Why Do We Lose Our Sense of Taste and Smell as We Age?
Cranial nerves in the brain control many functions in the body. For instance, the main job of the olfactory nerve is to control the sense of smell. When receptors high in the nose smell something, the data is transferred to the brain through the nerves where it is interpreted as scents.
The same goes for our sense of taste. Instead of the nose, the receptors for taste are on the tongue. There are four distinct tastes we can detect: salty, sweet, bitter and sour. Each one corresponds to different areas of the tongue. When one is detected, chemical data is sent to the brain and interpreted as one of the four tastes by the brain.
As the body ages, neural pathways can begin to degenerate. You probably won’t lose your sense of taste and smell altogether, but they will likely experience a diminished capacity. Maybe it takes you longer to detect a smell even if it is familiar. Smelling disorders are more common in older men than in women.
The center in the brain that controls our sense of smell is close to that which controls our sense of taste. In fact, if you think that it is your taste buds that are not doing their job, chances are it may actually be your sense of smell that is affected.
Think about it. When you have a cold where your nasal passages are swollen and congested, it is hard to breathe and also heard to smell. Without the ability to smell, food seems to taste bland. We often associate how a food smells with how it should taste. Without one sense the other is impaired as well.
Smell is important in life. Smells alert us to dangers such as fires, gas leaks, burning electrical wires and other things. It kicks our bodies into high gear to respond to the threat. So, finding out why your sense of smell is decreased is necessary.

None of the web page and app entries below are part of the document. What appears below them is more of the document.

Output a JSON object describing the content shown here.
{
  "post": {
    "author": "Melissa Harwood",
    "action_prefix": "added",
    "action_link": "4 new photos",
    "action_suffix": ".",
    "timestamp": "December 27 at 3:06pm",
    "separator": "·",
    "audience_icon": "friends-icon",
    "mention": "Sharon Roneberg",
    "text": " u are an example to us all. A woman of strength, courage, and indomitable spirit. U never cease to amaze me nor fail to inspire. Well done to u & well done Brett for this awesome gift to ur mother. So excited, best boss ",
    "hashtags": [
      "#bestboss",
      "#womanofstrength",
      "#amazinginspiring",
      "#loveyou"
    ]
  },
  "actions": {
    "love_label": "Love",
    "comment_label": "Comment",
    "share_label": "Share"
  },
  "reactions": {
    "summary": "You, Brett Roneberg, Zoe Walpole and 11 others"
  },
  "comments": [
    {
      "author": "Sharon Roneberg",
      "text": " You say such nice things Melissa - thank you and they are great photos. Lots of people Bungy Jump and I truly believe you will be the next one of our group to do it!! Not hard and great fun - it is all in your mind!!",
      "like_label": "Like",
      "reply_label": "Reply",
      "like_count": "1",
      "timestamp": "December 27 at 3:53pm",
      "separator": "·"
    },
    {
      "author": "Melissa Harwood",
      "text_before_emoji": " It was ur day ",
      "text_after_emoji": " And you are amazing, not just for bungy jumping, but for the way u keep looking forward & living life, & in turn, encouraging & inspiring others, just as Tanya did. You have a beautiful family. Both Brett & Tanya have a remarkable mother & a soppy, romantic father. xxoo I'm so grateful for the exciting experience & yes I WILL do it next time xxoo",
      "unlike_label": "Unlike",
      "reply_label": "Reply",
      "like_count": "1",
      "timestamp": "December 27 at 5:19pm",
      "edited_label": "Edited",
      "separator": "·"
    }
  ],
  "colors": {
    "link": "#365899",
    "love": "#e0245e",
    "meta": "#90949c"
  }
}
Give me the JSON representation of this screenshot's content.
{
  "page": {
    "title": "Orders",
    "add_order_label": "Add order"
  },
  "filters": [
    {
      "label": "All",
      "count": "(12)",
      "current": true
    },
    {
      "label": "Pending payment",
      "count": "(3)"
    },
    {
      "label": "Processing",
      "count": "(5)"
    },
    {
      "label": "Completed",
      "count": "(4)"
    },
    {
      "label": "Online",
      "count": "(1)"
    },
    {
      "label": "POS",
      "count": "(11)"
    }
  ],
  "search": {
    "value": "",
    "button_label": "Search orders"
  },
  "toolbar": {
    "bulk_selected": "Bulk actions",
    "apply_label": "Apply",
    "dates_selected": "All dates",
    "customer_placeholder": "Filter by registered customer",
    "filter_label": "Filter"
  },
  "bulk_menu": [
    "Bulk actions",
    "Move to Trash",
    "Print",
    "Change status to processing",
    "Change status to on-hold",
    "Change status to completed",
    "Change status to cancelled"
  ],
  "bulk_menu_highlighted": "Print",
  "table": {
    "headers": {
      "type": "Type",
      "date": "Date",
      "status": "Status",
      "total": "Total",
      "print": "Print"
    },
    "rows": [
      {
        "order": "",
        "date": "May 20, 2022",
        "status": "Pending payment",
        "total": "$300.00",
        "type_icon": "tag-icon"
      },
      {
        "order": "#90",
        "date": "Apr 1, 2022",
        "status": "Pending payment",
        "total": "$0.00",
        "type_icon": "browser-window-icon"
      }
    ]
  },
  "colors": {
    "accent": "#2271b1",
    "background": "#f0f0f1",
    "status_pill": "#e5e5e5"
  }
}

Age accounts for some of the loss of these two senses, but it is not the only reason. Even if age is taken into account there could be other reasons that further affect them and make the resulting situation worse. These other factors that diminish both include colds, smoking, sinus problems, stroke, surgery, head trauma and diabetes as an example. You won’t know for sure what is normal until you consult with a doctor.